A picture-rich field guide to American photography, from daguerreotype to digital.
We are all photographers now, with camera phones in hand and social media accounts at the ready. And we know which pictures we like. But what makes a "good picture"? And how could anyone think those old styles were actually good? Soft-focus yearbook photos from the '80s are now hopelessly—and happily—outdated, as are the low-angle portraits fashionable in the 1940s or the blank stares of the 1840s. From portraits to products, landscapes to food pics, Good Pictures proves that the history of photography is a history of changing styles.
In a series of short, engaging essays, Kim Beil uncovers the origins of fifty photographic trends and investigates their original appeal, their decline, and sometimes their reuse by later generations of photographers. Drawing on a wealth of visual material, from vintage how-to manuals to magazine articles for working photographers, this full-color book illustrates the evolution of trends with hundreds of pictures made by amateurs, artists, and commercial photographers alike. Whether for selfies or sepia tones, the rules for good pictures are always shifting, reflecting new ways of thinking about ourselves and our place in the visual world.
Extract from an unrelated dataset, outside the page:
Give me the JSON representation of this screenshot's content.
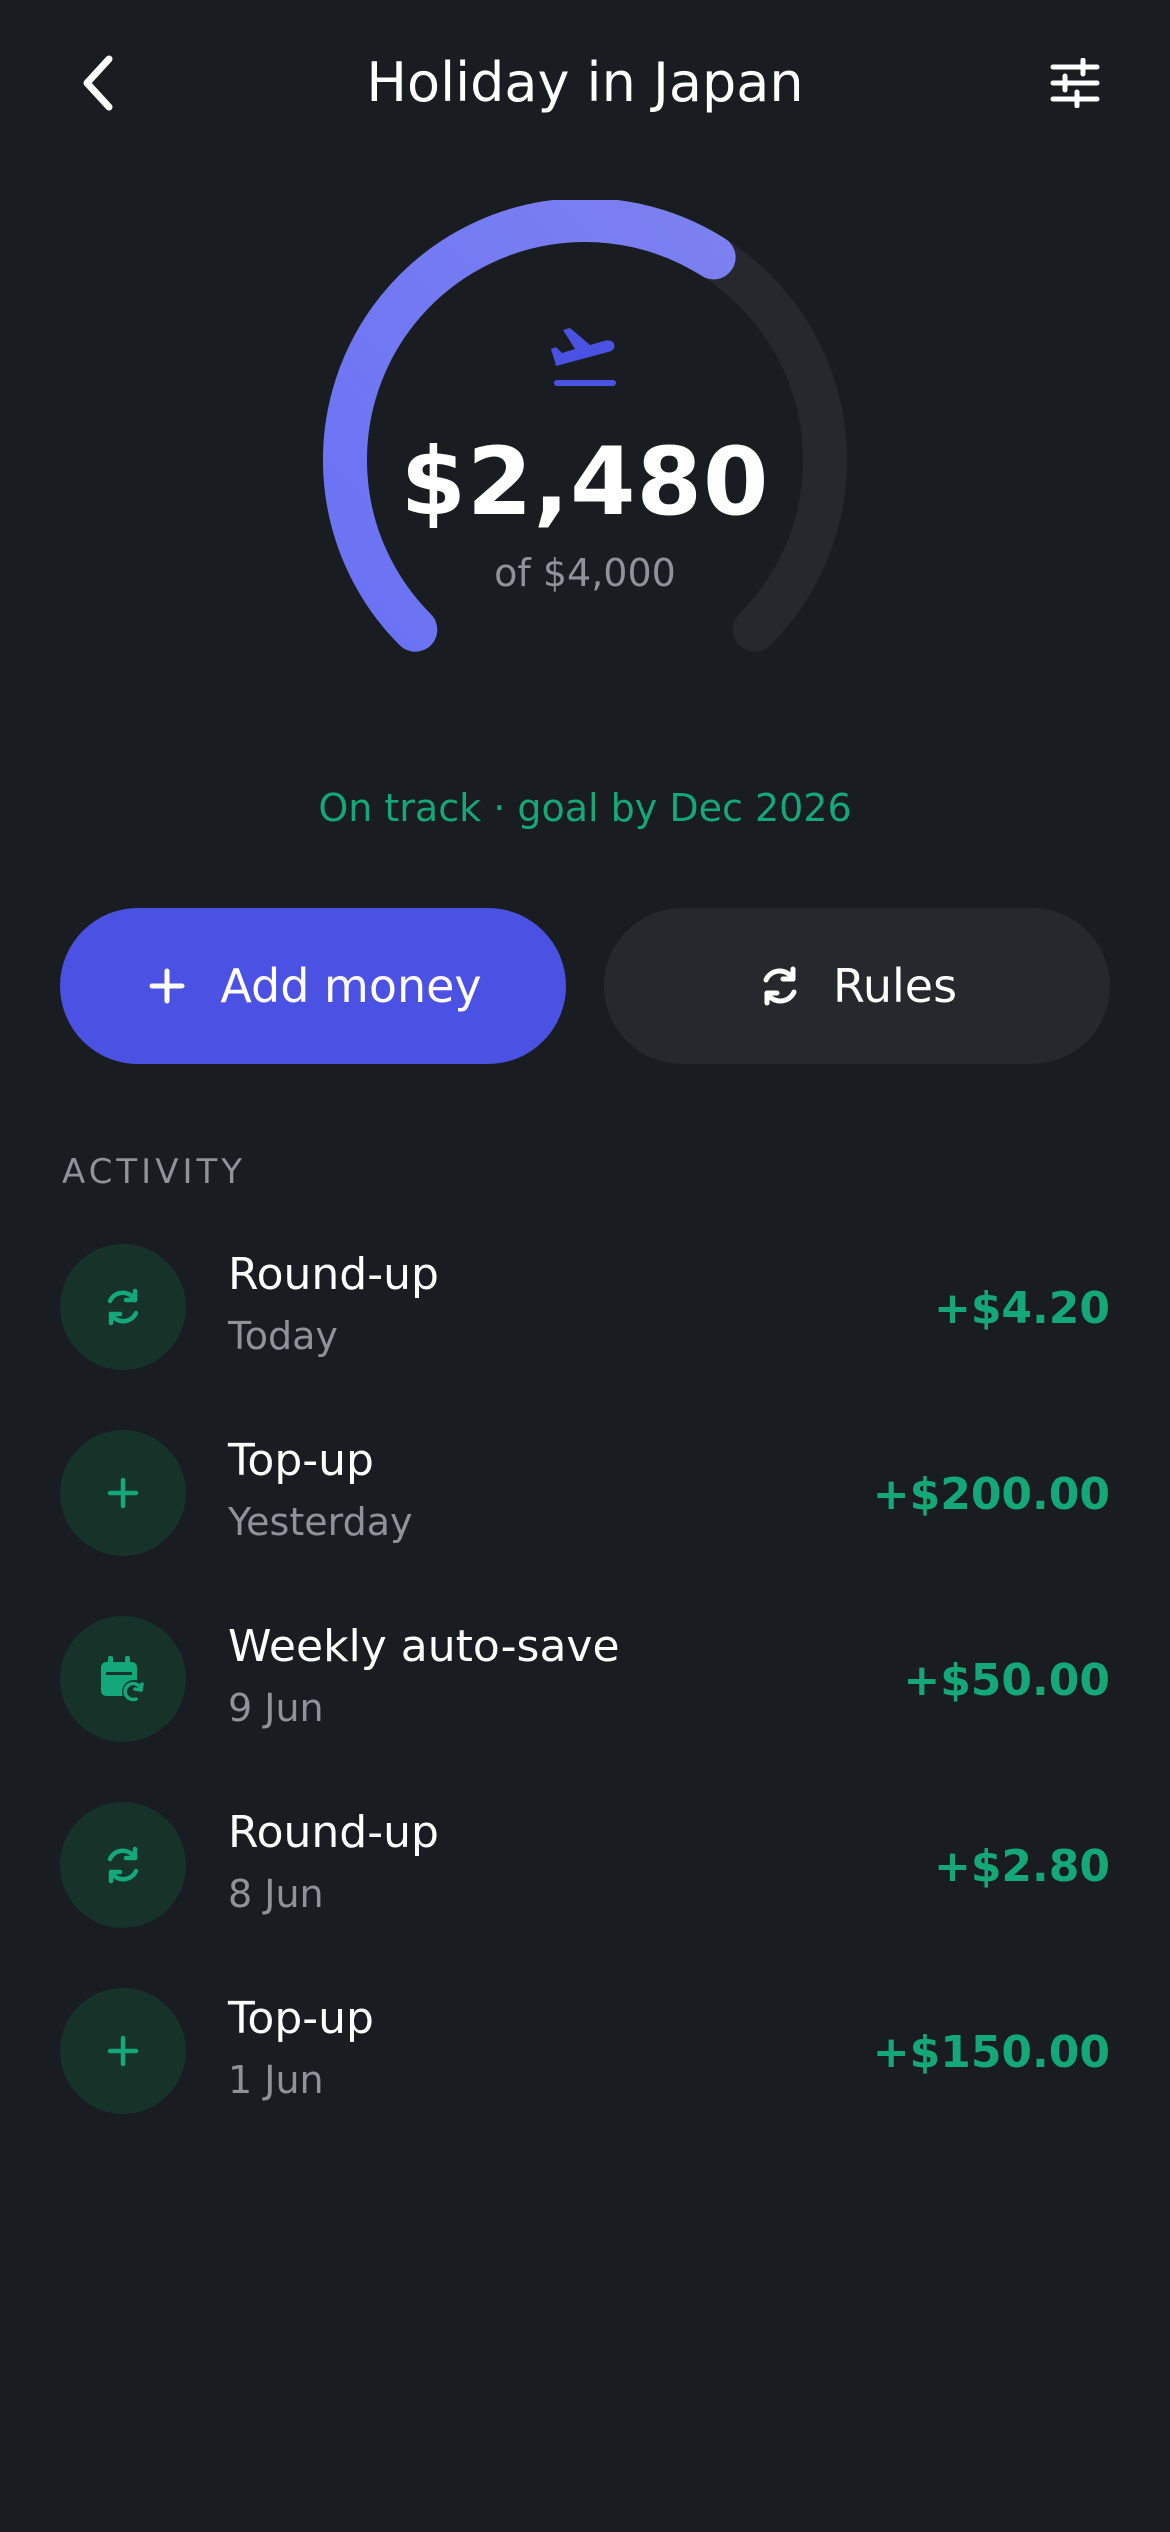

About the author
Kim Beil teaches art history at Stanford University and writes about modern and contemporary art for publications including Artforum, Art in America, and Photograph. She thinks of Instagram as research and can be found @kim.beil.
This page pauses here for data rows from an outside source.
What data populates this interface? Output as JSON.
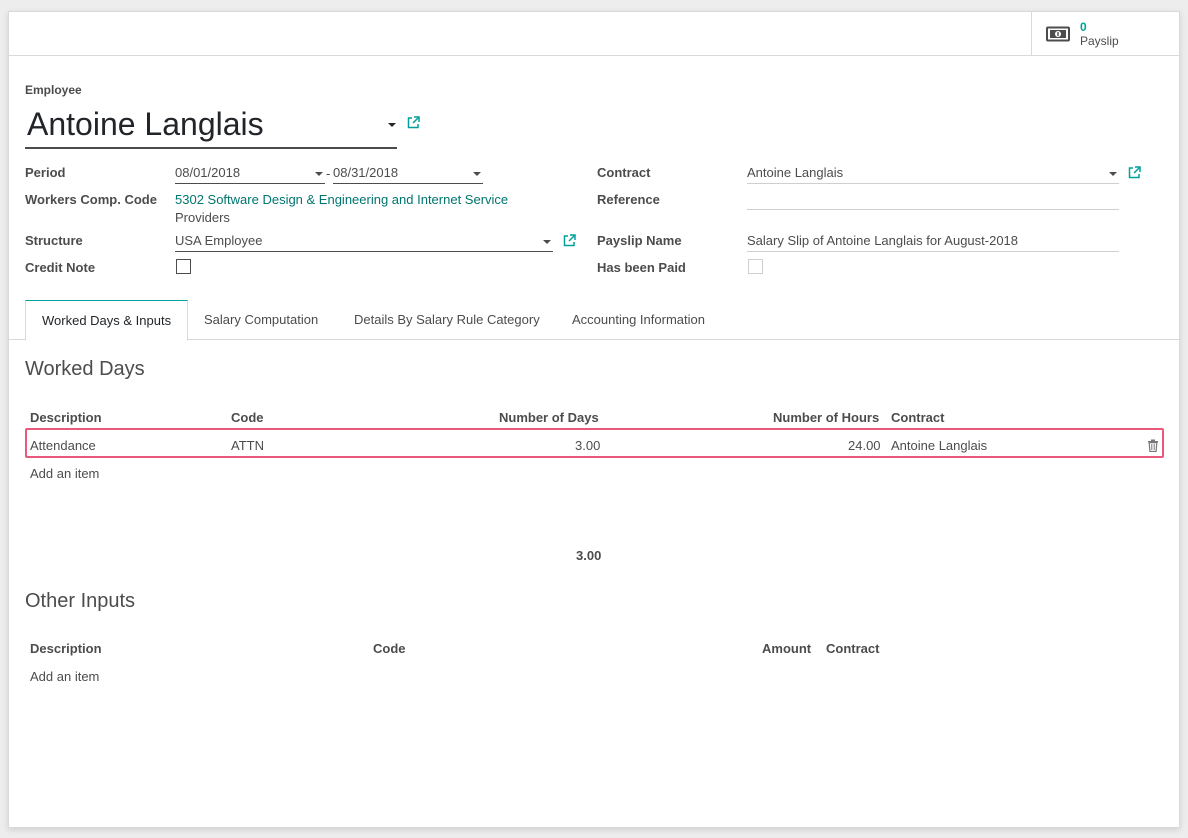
{
  "stat_button": {
    "value": "0",
    "label": "Payslip"
  },
  "employee": {
    "label": "Employee",
    "name": "Antoine Langlais"
  },
  "fields": {
    "period": {
      "label": "Period",
      "start": "08/01/2018",
      "separator": "-",
      "end": "08/31/2018"
    },
    "workers_comp": {
      "label": "Workers Comp. Code",
      "value_line1": "5302 Software Design & Engineering and Internet Service",
      "value_line2": "Providers"
    },
    "structure": {
      "label": "Structure",
      "value": "USA Employee"
    },
    "credit_note": {
      "label": "Credit Note",
      "checked": false
    },
    "contract": {
      "label": "Contract",
      "value": "Antoine Langlais"
    },
    "reference": {
      "label": "Reference",
      "value": ""
    },
    "payslip_name": {
      "label": "Payslip Name",
      "value": "Salary Slip of Antoine Langlais for August-2018"
    },
    "has_been_paid": {
      "label": "Has been Paid",
      "checked": false
    }
  },
  "tabs": [
    {
      "label": "Worked Days & Inputs",
      "active": true
    },
    {
      "label": "Salary Computation"
    },
    {
      "label": "Details By Salary Rule Category"
    },
    {
      "label": "Accounting Information"
    }
  ],
  "worked_days": {
    "title": "Worked Days",
    "columns": {
      "description": "Description",
      "code": "Code",
      "days": "Number of Days",
      "hours": "Number of Hours",
      "contract": "Contract"
    },
    "rows": [
      {
        "description": "Attendance",
        "code": "ATTN",
        "days": "3.00",
        "hours": "24.00",
        "contract": "Antoine Langlais"
      }
    ],
    "add_item": "Add an item",
    "total_days": "3.00"
  },
  "other_inputs": {
    "title": "Other Inputs",
    "columns": {
      "description": "Description",
      "code": "Code",
      "amount": "Amount",
      "contract": "Contract"
    },
    "add_item": "Add an item"
  },
  "colors": {
    "accent": "#00a09d",
    "link": "#00756f",
    "highlight": "#e8597c"
  },
  "icons": {
    "stat": "money-icon",
    "external": "external-link-icon",
    "delete": "trash-icon"
  }
}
"This is a terrific book—once I'd picked it up, I couldn't put it down again. In a series of punchy and perfectly judged miniatures, Kim Beil introduces us to the forgotten influencers of photographic style, placing these voices front and center in all their stridency, certainty, and eloquence. In a great service to photographic history she retrieves from neglected how-to guides a treasure trove that has long been awaiting this sort of treatment. Good Pictures brings an elegant coherence to the great heterogeneity of photographic practice, but without ever losing sight of that heterogeneity."
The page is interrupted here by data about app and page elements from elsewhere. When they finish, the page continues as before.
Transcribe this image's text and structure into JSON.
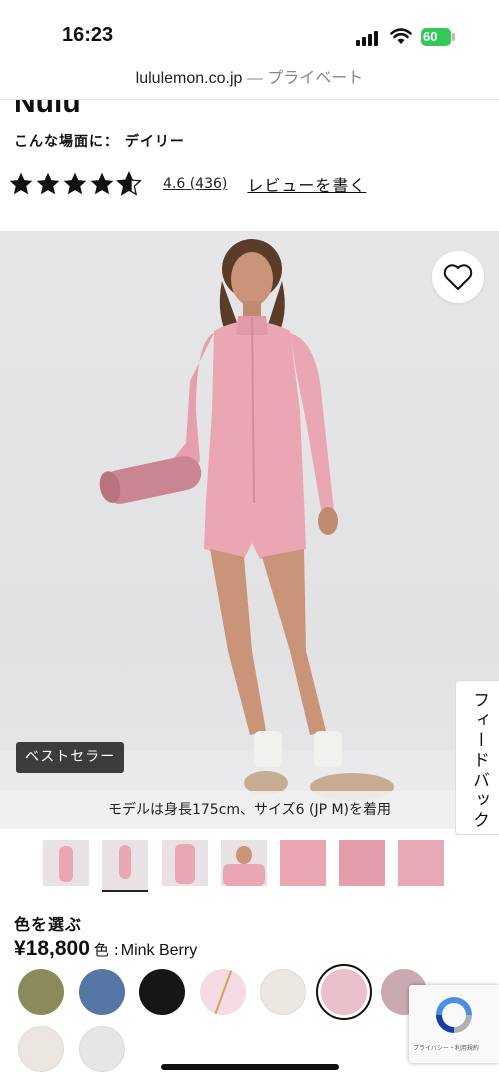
{
  "status_bar": {
    "time": "16:23",
    "battery": "60",
    "icons": [
      "signal-icon",
      "wifi-icon",
      "battery-icon"
    ]
  },
  "url_bar": {
    "domain": "lululemon.co.jp",
    "separator": " — ",
    "mode": "プライベート"
  },
  "product": {
    "name": "Nulu",
    "activity_label": "こんな場面に：",
    "activity_value": "デイリー",
    "rating_value": "4.6",
    "review_count": "(436)",
    "rating_stars": 4.6,
    "write_review": "レビューを書く"
  },
  "hero": {
    "badge": "ベストセラー",
    "caption": "モデルは身長175cm、サイズ6 (JP M)を着用",
    "wishlist_icon": "heart-icon"
  },
  "feedback": {
    "label": "フィードバック"
  },
  "thumbnails": {
    "count": 7,
    "active_index": 1
  },
  "color_selector": {
    "title": "色を選ぶ",
    "price": "¥18,800",
    "color_label": "色 :",
    "color_name": "Mink Berry",
    "swatches": [
      {
        "name": "olive",
        "color": "#8a8a5a"
      },
      {
        "name": "blue",
        "color": "#5676a6"
      },
      {
        "name": "black",
        "color": "#161616"
      },
      {
        "name": "pink-pattern",
        "color": "#f5dbe3"
      },
      {
        "name": "ivory",
        "color": "#ece8e1"
      },
      {
        "name": "mink-berry",
        "color": "#e9bfc9",
        "selected": true
      },
      {
        "name": "mauve",
        "color": "#c9aab0"
      },
      {
        "name": "light-bone",
        "color": "#ebe6df"
      },
      {
        "name": "heather-grey",
        "color": "#e6e6e8"
      }
    ]
  },
  "recaptcha": {
    "text": "プライバシー・利用規約"
  },
  "colors": {
    "accent_green": "#34c759",
    "badge_bg": "#3c3c3c",
    "product_pink": "#eaa7b3"
  }
}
—Peter Buse, author of The Camera Does the Rest: How Polaroid Changed Photography
"It wasn't until I read Kim Beil's Good Pictures that I understood my own small collection of instructional photobooks could be read not just for practical purposes or ironically, to scoff at their dated naïveté, but in a third way. Beil's essays opened my eyes to the enormous value these books hold for our critical understanding of the medium."
—Alec Soth, Magnum photographer
"Exploring the deceptively simple question of what makes a good picture, Kim Beil's fascinating and informative book delves into the chemistries, cameras, visual techniques, and subjects that have inspired photographers since the invention of the medium. In the process, she takes vernacular photography and photographers seriously and offers a fresh and essential new perspective on photo history."
—Catherine Zuromskis, author of Snapshot Photography: The Lives of Images
"In a lush and lavishly researched new book, Stanford art history professor Kim Beil breaks down 50 trends that informed what society has deemed a 'good picture'....As Beil notes, the rules are always changing—and tracing their evolution is a brilliant way to research and reflect upon broader changes in our society and ourselves."
—Shana Nys Dambrot, LA Weekly
"By studying the predilections and prejudices of photography manuals over time, Beil reveals a fresh and fascinating history of the medium that bridges high and low art, professional and amateur practitioners."
—George Philip LeBourdais, Los Angeles Review of Books
"This is an essential taxonomy of methods, eloquently described, that will be insightful for amateur and professional photographers, graphic designers and anyone interested in the impact of the reflected and exposed image on the history of vision and the vision of history."
—Steven Heller, Print
"[Biel]'s writing style is inviting and easy to follow... Good Pictures is an appropriate book for those wanting to learn more about the history of aesthetic trends in American photography." –Eboni Jones, ARLIS/NA Reviews